Three years probation with no bowl games for two years, no live television for one year and a return of bowl-game revenue from the seasons in question. Or . . . The Death Penalty. When you live on the edge as Clemson has done for years, you ought to be slapped down.
Any coach in the ACC or SEC -- they are the ones who recruit against Clemson -- will tell you (once the tape recorder is turned off) that Clemson pushes the limits of the rules as much as any school in the country.
So with all this in mind, the Committee on Infractions gave Clemson the following penalty: a one year probation. Can the Tigers play in a bowl game? Yes. Can they appear on live television? Absolutely. Take that, Tigers.
The committee, in its report, said that Clemson wasn't eligible for the so-called death penalty for repeat offenders because five years had elapsed between the second transgression and the punishment. And the committee rationalized this slap on the paw by saying that Clemson had demonstrated institutional control.

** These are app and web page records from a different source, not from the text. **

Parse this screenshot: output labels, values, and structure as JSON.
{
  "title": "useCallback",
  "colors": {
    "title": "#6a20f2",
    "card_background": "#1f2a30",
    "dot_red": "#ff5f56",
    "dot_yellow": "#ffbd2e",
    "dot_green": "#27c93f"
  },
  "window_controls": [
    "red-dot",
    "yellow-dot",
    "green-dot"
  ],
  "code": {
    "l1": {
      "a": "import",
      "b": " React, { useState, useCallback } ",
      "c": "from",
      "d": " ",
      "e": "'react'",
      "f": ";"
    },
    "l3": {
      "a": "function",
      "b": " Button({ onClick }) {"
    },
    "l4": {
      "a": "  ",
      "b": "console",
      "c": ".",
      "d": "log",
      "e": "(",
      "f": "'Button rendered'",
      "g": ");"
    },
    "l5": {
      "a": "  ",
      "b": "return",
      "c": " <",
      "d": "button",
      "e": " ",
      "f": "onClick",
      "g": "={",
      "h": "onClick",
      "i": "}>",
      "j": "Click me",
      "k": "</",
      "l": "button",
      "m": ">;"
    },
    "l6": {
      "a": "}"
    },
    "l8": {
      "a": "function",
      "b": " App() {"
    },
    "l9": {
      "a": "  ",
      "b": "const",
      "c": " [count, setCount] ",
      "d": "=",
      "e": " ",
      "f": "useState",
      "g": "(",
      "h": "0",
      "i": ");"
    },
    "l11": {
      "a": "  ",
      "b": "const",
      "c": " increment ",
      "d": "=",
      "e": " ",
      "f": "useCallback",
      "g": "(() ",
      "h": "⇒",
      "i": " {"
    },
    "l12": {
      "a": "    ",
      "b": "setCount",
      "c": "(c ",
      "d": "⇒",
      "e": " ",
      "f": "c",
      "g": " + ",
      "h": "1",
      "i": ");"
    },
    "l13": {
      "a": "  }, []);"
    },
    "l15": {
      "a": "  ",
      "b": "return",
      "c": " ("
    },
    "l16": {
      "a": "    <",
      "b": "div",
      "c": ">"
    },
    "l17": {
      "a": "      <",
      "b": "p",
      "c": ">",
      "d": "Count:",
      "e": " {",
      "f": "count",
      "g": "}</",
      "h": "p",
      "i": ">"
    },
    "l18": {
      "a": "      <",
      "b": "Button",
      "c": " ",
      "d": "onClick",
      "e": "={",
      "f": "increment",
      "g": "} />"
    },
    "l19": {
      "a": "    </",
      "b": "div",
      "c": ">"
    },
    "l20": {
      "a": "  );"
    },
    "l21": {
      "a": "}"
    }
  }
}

How has Clemson demonstrated that control? By demanding Danny Ford resign? That's the same thing Maryland did with Wade. How is an athletic department demonstrating institutional control when a coach hands a kid 50 bucks? How do you find institutional control at a school whose basketball and football programs are a periodic source of embarrassment because of regular and sundry rules violations? Maryland's penalty should have been no worse than Clemson's.
Is the enforcement division and the Committee on Infractions intimidated by schools with powerful, undaunted boosters? Maybe Maryland's biggest sin is not having clout to keep the NCAA off its back.